Having revised online and face-to-face courses using Open Educational Resources (OERs), Kate is also trained as an OER Learning Circle Leader, now leading the third OER Learning Circle cohort at Hibbing Community College.
What helped you the most in achieving your OER goals? What are you most proud of?
The support Karen Pikula, OER Learning Circles facilitator, provided was integral in accomplishing my goal of redesigning my course HLTH 1150 Wellness. The required structure and weekly deadlines kept me on task. Without the project requirements, I wouldn’t have accomplished as much as I did week by week, and likely would not have finished the project. It can be frightening to create something entirely by yourself, but overall, I am proud of my product. A course may never be perfect, but it represents a significant amount of work that saved my learners over $11,000 the following year.
Students at Hibbing Community College have saved an estimated $236,545.85 since the fall of 2018 thanks to new OERs that have been adopted on campus.

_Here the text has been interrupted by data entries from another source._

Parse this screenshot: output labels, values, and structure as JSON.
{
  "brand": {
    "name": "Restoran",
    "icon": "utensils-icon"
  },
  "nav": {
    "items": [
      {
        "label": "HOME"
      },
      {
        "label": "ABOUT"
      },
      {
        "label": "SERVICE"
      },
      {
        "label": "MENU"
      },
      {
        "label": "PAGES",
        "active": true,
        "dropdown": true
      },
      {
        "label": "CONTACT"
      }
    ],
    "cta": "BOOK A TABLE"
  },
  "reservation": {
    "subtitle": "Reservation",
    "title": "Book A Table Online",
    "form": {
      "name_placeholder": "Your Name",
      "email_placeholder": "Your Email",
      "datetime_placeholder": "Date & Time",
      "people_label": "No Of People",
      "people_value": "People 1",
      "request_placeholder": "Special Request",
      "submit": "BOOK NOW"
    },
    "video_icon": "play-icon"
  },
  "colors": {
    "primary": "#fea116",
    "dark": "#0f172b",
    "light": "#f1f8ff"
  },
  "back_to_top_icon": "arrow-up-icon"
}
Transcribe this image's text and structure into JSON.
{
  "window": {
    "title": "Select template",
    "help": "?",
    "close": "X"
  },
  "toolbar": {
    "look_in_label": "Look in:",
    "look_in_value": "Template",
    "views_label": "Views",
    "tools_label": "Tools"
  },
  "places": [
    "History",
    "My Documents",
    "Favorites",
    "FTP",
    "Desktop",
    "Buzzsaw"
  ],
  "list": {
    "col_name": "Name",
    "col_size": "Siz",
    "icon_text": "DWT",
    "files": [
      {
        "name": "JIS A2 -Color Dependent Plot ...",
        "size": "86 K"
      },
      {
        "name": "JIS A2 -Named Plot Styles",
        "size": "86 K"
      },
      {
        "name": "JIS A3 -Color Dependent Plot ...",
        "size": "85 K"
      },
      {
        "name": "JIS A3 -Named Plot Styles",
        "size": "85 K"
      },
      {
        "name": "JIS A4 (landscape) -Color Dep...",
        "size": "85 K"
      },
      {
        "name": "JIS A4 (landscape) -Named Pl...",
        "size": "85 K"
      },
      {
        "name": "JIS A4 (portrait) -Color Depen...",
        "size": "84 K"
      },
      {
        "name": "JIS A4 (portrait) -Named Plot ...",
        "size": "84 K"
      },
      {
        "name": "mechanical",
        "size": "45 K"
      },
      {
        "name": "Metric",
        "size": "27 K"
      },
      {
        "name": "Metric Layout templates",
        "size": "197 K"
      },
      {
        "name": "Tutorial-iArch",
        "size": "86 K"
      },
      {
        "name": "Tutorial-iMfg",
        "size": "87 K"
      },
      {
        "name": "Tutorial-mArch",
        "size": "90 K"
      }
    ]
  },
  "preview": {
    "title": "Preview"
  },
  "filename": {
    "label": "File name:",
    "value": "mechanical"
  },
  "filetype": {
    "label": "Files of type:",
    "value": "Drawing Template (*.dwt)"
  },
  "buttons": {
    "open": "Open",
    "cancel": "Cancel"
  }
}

Joining the OER Learning Circle Leaders cohort the following semester provided me an opportunity for training to implement OER Learning Circles on our campus and within our district. It represents thoughtful work that provides equity and tremendous savings for our students.
What were some challenges you faced?
I didn’t think this was going to take as much time as it did. At first I was overwhelmed by the number of available resources. I struggled choosing the content.
My semester as a Learning Circle Leader provided training and facilitation that was straightforward, but in order to implement future learning circles within our NHED district, funding was a great challenge.
In effort to troubleshoot this challenge, we presented and received funding for a large innovation grant at the Shark Tank Open.
This project challenged me as an educator in a way I didn’t expect.
Do you have any advice for faculty new to OER?
Take your time selecting resources. Make sure it’s “right” before moving too deep in the development of the course. It is worth the wait to make sure you are confident in your choices.
What do you wish you had known before joining OER Learning Circles?
The time commitment. I wish I would have better budgeted dedicated time each week. I also did bite off a lot with this project with great consideration for course design. However, at the conclusion, I had a completed course, built with SoftChalk, that met Quality Matters (QM) standards in a QM-Managed Review.
Interested in joining an OER Learning Circle to help your students save money on the cost of textbooks?
Applications are now being accepted for the Fall 2020 semester, and are due August 26, 2020. Learn more and apply today.
Questions? Contact Karen Pikula.
Faculty and staff interested in OER can also join the OER Community Site.